Then for a while I had my own business providing information to businesses, followed by a stint with West Publishing, at first in database management and then creating their corporate libraries around the country. I topped my career off with four years in the office of Governor Jesse Ventura as an information specialist and archivist. I was responsible for saving all his papers and getting them to the state Historical Society.
How do you see yourself being involved at Mount Zion?
The thing for me is that I have a great deal of interest and curiosity, and feel that I in my own way, I lead Jewish life, but when it comes to the rituals, it feels like there is still a hole in me, because I never had those experiences growing up. I still feel like an outsider at times. I never do anything half way so right now I am still finding my way. I feel at home at Mount Zion and today, that is enough for me.
Let’s finish up with a couple odds and ends, do you have any hobbies or skills?
I love swimming and reading, travel and spending time with my family. I am a lifelong activist and currently consumed by, actually passionate about, and working hard to register voters.
Do you cook?
No, but my husband is a great cook. I clean! And I have laundry duty. Together we have a pretty smooth operation.
Final question you mentioned your mother’s paintings – is there one in particular that you cherish?
Yes! She did a painting for me in 1955, and it began as a drawing of Abraham Lincoln, and then she made that into a painting. It’s hanging in our home now.
Oh, and I have lots of music covers at home from the Leo Feist company. “You can’t go wrong with any Feist song.” That was my grandfather’s motto.
Editor’s note: as I expected, looking through our family’s own stack of vintage sheet music later that day I did indeed find several originals from Leo Feist Inc. Including one that seemed appropriate, particularly with Mother’s Day coming up.
“M” is for the million things she gave me,
“O” means only that she’s growing old,
“T” is for the tears she shed to save me,
“H” is for her heart of purest gold;
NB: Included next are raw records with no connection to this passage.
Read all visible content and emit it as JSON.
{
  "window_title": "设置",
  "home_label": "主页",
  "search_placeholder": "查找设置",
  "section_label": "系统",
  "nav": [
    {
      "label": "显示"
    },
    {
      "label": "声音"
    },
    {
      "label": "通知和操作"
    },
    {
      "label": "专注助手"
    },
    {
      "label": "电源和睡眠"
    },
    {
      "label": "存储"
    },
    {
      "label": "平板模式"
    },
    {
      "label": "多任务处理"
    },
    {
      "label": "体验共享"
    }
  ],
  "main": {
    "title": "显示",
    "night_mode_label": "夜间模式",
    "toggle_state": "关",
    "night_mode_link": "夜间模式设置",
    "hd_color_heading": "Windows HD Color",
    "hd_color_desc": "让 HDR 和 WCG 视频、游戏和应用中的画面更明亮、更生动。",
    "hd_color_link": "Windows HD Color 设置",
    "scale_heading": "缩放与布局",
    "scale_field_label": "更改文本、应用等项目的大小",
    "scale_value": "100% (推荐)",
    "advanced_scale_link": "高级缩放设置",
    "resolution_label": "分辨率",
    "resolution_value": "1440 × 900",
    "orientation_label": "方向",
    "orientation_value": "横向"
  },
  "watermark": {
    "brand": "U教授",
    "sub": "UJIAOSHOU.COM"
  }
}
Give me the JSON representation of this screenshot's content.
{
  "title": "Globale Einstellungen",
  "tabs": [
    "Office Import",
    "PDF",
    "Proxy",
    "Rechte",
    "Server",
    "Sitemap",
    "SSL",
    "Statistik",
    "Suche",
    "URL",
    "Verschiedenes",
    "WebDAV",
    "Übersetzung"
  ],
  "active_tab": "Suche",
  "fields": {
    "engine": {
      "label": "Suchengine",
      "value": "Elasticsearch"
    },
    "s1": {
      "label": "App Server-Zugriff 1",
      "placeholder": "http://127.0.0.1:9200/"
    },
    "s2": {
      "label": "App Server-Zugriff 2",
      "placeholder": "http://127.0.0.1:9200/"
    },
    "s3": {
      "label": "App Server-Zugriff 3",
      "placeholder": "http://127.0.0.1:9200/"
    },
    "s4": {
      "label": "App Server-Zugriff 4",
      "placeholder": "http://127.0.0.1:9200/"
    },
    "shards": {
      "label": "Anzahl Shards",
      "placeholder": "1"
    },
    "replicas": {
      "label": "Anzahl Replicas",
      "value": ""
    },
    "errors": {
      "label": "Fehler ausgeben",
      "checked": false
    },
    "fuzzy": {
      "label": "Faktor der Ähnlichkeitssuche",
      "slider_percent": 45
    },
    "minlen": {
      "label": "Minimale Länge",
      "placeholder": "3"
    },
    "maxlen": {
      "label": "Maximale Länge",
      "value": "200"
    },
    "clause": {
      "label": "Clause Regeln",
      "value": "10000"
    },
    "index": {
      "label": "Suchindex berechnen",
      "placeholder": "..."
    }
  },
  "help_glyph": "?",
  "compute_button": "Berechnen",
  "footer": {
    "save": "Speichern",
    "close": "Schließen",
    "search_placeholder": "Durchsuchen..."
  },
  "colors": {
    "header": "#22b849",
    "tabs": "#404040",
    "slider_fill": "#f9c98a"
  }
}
“E” is for her eyes, with love-light shining,
“R” means right, and right she’ll always be,
Put them all together, they spell “MOTHER,”
A word that means the world to me.